* [BRIEF] Gather each line containing the string "Cancel" from these entries.

* [Website and app data records]
###

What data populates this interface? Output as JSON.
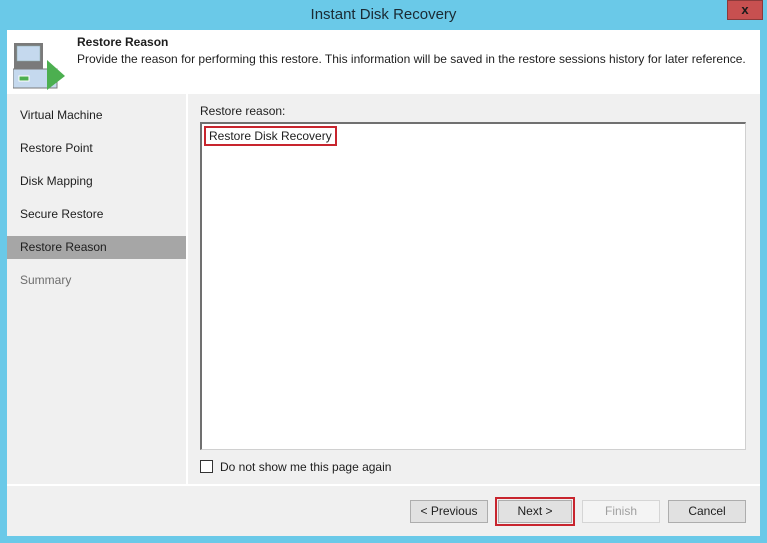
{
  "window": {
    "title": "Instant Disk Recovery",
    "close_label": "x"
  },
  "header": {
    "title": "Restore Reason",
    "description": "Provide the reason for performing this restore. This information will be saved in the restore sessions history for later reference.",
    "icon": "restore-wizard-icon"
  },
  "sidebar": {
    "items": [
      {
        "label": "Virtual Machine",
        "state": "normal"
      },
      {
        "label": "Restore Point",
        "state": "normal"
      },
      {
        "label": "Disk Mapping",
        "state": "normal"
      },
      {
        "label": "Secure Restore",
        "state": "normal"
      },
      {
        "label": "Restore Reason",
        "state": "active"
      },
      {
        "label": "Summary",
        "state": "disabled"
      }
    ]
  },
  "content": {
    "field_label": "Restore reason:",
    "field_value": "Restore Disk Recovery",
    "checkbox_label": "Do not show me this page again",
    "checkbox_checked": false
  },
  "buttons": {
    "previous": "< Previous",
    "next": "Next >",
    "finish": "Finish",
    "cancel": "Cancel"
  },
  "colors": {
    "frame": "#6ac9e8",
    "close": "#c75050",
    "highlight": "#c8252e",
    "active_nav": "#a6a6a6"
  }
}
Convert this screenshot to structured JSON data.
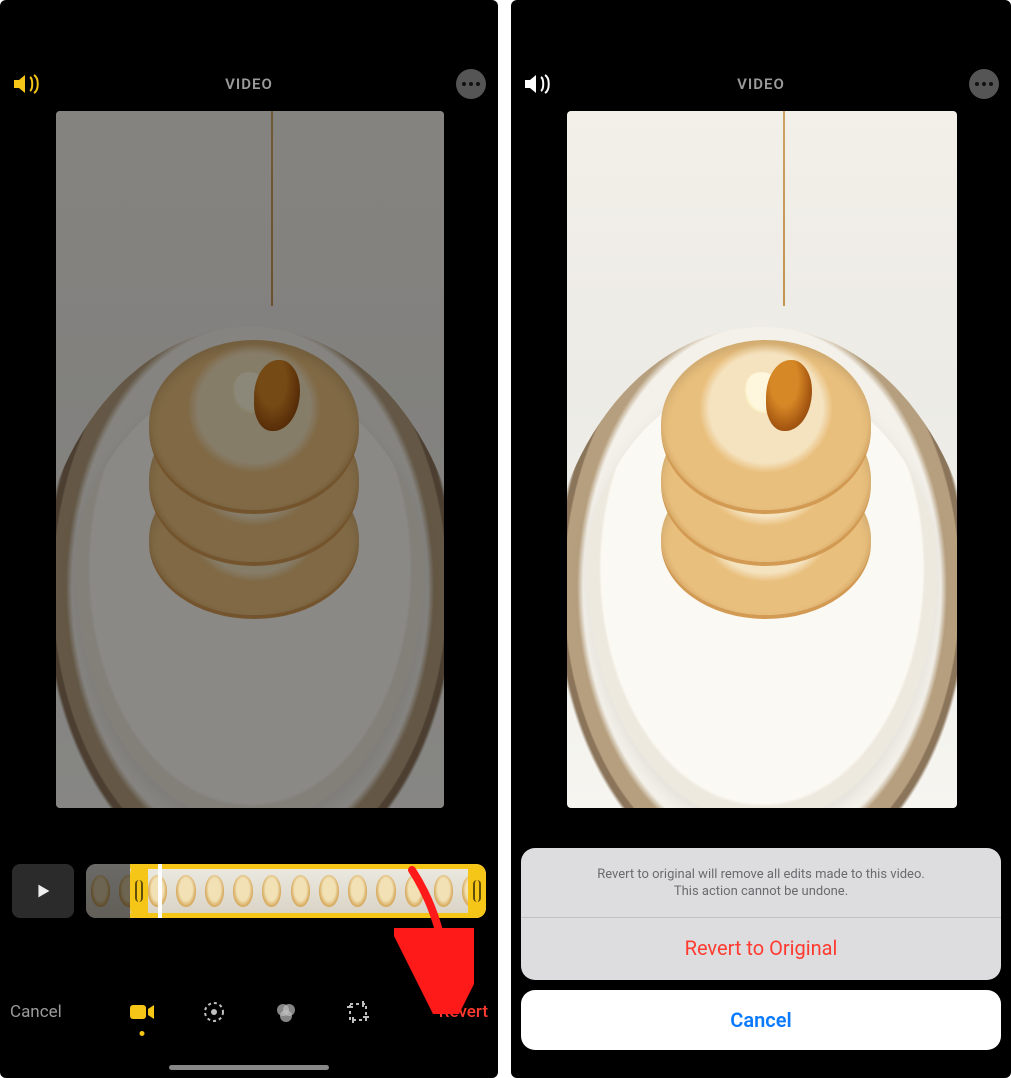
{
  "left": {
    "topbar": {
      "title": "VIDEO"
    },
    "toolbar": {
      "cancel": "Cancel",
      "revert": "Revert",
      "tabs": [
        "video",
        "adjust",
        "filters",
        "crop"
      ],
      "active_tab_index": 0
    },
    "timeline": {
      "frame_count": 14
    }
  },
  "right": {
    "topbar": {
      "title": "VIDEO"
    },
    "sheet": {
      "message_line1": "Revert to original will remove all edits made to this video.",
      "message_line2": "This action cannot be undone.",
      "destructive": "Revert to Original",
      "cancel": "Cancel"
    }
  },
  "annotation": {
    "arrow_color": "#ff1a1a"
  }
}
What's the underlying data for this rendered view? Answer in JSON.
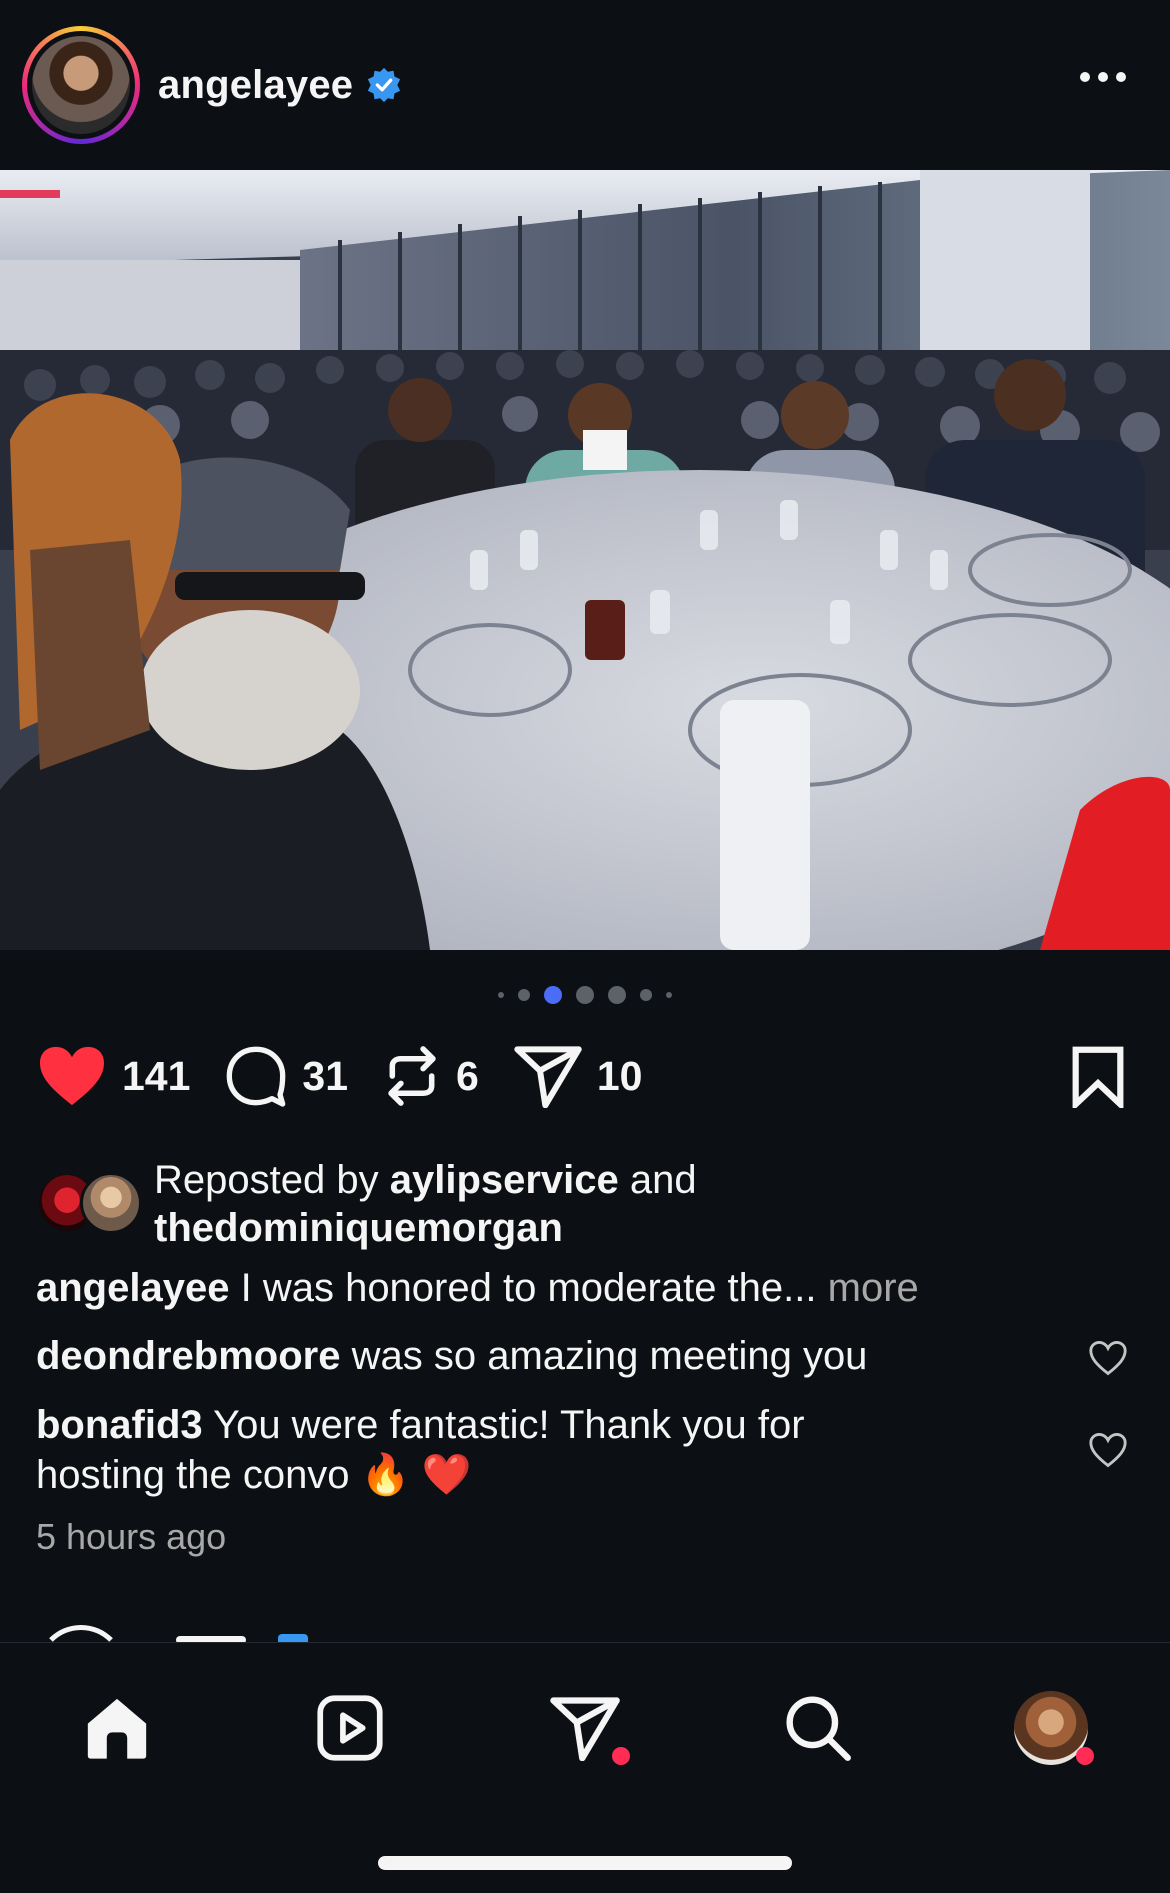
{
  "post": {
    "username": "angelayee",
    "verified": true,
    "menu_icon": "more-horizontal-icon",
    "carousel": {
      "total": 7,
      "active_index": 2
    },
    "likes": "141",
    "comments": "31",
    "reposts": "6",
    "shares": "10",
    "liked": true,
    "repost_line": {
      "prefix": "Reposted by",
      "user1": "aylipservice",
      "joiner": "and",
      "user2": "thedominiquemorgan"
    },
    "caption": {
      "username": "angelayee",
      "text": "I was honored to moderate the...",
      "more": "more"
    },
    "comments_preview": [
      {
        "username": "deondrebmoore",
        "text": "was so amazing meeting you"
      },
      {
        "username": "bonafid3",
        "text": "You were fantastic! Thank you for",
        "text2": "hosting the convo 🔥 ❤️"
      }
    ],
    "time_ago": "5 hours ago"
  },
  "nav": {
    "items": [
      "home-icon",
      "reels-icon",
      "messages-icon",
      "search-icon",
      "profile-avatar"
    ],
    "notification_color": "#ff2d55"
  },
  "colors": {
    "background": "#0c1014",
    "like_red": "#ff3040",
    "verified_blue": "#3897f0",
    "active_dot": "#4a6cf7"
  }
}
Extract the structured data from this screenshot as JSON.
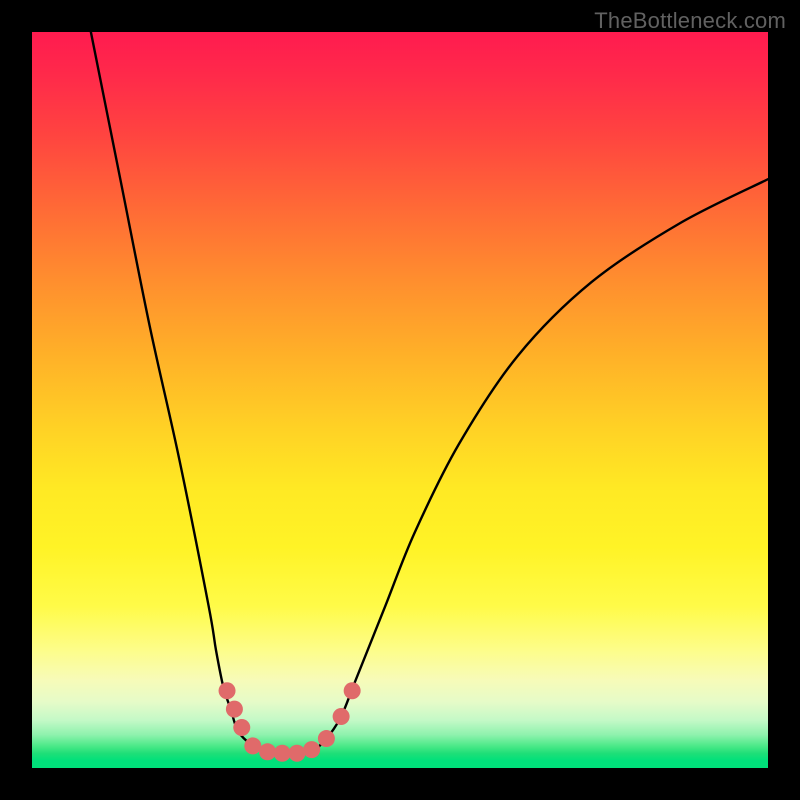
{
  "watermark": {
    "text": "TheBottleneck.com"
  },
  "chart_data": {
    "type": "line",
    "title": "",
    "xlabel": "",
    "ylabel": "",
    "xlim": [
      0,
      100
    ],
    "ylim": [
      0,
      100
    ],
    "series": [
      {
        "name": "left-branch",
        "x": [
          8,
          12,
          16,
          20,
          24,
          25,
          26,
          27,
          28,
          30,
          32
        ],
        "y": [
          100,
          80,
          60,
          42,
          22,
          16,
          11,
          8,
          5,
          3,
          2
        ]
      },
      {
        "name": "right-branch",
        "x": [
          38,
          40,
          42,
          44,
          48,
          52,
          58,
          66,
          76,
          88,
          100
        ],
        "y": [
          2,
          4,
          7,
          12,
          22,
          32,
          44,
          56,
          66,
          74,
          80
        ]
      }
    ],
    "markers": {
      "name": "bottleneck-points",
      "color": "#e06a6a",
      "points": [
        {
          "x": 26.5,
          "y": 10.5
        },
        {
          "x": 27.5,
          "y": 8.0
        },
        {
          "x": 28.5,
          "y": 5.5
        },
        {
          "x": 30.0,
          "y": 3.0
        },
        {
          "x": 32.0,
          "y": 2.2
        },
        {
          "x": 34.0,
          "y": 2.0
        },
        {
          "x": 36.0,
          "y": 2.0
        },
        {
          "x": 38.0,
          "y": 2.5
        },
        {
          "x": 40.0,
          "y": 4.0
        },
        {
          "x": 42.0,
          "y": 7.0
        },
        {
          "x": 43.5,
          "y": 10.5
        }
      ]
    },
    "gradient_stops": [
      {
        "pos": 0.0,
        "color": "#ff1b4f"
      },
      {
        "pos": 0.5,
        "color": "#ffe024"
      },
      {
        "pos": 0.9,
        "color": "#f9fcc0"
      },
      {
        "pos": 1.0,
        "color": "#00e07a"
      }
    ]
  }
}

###

* [SOLUTION BELOW]
    "cancel": "Cancel"
      "cancel": "Cancel",
      "cancel": "Cancel"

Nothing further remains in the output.